PA and Urban Form 357 participants from high and low res. density areas Wore accelerometers for 2 days to track PA Urban form walkability index: Combination of res. density, street connectivity, and land-use mix within 1 km (along road network) of each participant’s home Each higher quartile on the walkability index was 30% more likely to engage in 30+ minutes of PA per day Frank, L.D., Schmid, T.L., Sallis, J.F., Chapman, J., & Saelens, B.E. (2005). Linking objectively measured physical activity with objectively measured urban form: Findings from SMARTRAQ. American Journal of Preventive Medicine, 28(2S2),
Cycling and the Built Environment 608 participants from King County, WA split into cyclists (at least once/week) and non-cyclists Vernez Moudon, A. et al. (2005). Cycling and the built environment. Transportation Research Part D, 10, (21.3%) classified as cyclists Cycling significantly related to several factors in the built environment: proximity to trails; presence of bike lanes on streets; presence of destinations in n’hood Experience in Europe suggests cycling can be promoted successfully (Netherlands=27% trips by bike) Photo courtesy Richard Durdl

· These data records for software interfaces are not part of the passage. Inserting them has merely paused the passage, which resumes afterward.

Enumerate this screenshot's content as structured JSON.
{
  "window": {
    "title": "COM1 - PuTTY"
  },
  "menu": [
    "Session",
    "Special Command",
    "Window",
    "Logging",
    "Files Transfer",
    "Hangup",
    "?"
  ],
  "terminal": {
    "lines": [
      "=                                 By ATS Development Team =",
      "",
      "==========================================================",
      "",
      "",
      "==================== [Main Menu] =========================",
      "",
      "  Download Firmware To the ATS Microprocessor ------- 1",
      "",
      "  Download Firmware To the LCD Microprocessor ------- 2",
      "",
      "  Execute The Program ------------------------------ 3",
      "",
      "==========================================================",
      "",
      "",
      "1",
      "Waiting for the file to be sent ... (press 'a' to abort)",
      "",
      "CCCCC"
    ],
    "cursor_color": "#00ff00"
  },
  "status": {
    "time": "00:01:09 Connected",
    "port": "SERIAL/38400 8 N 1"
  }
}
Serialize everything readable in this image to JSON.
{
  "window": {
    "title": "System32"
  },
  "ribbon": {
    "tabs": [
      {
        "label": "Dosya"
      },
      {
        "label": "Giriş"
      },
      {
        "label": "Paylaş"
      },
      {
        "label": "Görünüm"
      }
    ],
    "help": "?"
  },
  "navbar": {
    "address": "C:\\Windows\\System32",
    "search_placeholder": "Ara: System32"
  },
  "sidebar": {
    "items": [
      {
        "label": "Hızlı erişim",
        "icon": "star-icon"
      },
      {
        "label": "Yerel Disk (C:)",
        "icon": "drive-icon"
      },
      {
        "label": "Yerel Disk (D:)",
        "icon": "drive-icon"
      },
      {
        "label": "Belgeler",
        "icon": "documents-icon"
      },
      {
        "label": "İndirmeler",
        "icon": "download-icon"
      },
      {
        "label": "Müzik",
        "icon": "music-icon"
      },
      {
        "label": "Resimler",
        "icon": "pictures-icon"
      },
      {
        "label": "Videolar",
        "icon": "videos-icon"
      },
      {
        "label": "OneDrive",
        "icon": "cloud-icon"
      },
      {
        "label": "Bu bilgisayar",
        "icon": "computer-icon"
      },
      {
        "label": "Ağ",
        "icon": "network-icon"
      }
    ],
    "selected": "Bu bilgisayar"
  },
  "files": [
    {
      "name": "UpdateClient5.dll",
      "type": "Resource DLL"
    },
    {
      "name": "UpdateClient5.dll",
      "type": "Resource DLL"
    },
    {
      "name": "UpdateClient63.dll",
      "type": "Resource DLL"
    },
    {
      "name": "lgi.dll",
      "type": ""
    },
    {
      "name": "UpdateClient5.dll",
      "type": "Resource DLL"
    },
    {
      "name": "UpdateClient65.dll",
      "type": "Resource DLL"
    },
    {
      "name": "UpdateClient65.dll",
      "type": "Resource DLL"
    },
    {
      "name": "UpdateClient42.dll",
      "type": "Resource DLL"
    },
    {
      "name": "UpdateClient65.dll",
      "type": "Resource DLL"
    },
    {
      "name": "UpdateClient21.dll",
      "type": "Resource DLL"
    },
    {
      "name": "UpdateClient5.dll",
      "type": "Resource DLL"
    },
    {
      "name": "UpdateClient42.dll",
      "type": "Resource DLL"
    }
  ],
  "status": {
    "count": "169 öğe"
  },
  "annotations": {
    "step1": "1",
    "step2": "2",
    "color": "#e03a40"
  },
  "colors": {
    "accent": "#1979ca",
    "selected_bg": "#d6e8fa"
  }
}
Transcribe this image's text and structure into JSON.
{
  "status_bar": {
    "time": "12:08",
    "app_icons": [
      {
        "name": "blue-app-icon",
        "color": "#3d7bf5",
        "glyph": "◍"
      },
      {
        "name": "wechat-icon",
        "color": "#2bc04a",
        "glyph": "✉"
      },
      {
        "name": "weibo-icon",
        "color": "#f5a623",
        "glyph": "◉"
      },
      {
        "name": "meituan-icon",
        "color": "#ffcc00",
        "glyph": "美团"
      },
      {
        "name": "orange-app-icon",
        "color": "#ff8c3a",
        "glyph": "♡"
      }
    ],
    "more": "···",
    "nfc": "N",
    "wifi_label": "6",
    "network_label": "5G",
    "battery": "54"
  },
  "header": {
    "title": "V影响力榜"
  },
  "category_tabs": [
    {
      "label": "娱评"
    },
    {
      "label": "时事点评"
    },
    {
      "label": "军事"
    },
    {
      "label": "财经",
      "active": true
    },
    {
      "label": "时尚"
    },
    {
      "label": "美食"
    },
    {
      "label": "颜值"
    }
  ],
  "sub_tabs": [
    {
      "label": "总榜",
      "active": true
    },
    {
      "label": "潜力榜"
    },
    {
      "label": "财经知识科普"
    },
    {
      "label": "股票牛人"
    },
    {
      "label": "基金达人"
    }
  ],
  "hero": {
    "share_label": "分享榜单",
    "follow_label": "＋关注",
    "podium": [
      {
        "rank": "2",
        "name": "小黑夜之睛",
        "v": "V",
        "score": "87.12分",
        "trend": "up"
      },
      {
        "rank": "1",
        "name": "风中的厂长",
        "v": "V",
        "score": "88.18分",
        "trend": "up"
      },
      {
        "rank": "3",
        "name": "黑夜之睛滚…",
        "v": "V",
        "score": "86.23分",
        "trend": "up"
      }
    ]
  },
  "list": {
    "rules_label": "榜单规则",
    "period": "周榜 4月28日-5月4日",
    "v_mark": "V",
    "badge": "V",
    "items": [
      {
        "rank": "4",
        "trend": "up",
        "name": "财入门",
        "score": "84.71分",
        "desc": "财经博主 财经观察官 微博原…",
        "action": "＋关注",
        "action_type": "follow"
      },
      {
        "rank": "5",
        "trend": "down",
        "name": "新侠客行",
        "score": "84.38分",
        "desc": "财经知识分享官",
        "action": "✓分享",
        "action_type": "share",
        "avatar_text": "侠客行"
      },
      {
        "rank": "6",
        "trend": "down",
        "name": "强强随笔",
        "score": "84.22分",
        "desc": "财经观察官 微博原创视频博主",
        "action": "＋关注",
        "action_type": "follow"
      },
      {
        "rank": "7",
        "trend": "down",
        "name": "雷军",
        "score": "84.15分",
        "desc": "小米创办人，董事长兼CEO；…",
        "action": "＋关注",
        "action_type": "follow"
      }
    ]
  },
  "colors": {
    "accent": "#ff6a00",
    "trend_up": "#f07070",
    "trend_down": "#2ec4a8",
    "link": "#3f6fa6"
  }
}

Active Transportation and Youth Timperio, A., Crawford, D., Telford, A., & Salmon, J. (2004). Perceptions about the local neighborhood and walking and cycling among children. Preventive Medicine, 38(1), and year olds in Melbourne (N=1210) No parks or sports venues nearby (parents responded for 5-6 year olds, yr olds’ self-perceptions) Examined parents’ reports of whether child walked or cycled to destinations (e.g., playground, school) at least 3 times/week Lower odds of walking/cycling for older kids reporting no nearby parks, but no difference among younger age group
Andy’s Research: Overview Four planning districts in Waterloo: core, suburb, two areas about 40 years old 585 participants (18 years+) Questionnaire about personal, psycho-social, and neighbourhood factors related to physical activity Detailed 1-week log booklet of PA episodes: Activity, duration, intensity Location description (home, n’hood, park, etc.) Method of transport, purpose
Andy’s Research: Study Areas BeechwoodCentral
Andy’s Research: Active Transportation in Waterloo 5718 total episodes of PA reported by 585 participants Recreation – 54.1% (includes exercise) Job-related – 7.2% Household – 28.2% Transportation – 10.4% (590 episodes) 163 distinct people (27.9% of total sample) 58% walk, 37% bike, 5% other Mean of 26.5 minutes per episode Neighbourhood of residence: Eastbridge – 7%, Beechwood – 23%, Willowdale – 21%, Central – 49% 76.9% of episodes in neighbourhood (all or part) 18% of episodes included use of a park or trail 5% park, 7% trail, 6% park and trail
Active Transportation and Trails Troped, P.J., et al. (2003). Correlates of recreational and transportation physical activity among adults in a New England community. Preventive Medicine, 37, adults from suburb of Boston (60% female) Measured minutes per week of combined walking and biking to get to and from places Measured distance from homes to trail access point Distance to rail-trail not related to recreational PA, but significantly related to transportation PA Every mile further away from trail related to 64 minutes less transportation-related PA per week
Trails and Active Transportation Economic, health, social, and environmental benefits Connectivity important Barrier-free Regular maintenance necessary Maps and educational displays valuable
Conclusion Various aspects of the built environment have a potentially significant contribution to make to promoting physical activity and active transportation Need more research, especially with youth, on projects happening across Ontario Need more collaboration Between professionals and academics Across disciplines and departments
Andrew T. Kaczynski PhD Candidate Department of Recreation and Leisure Studies University of Waterloo Thank You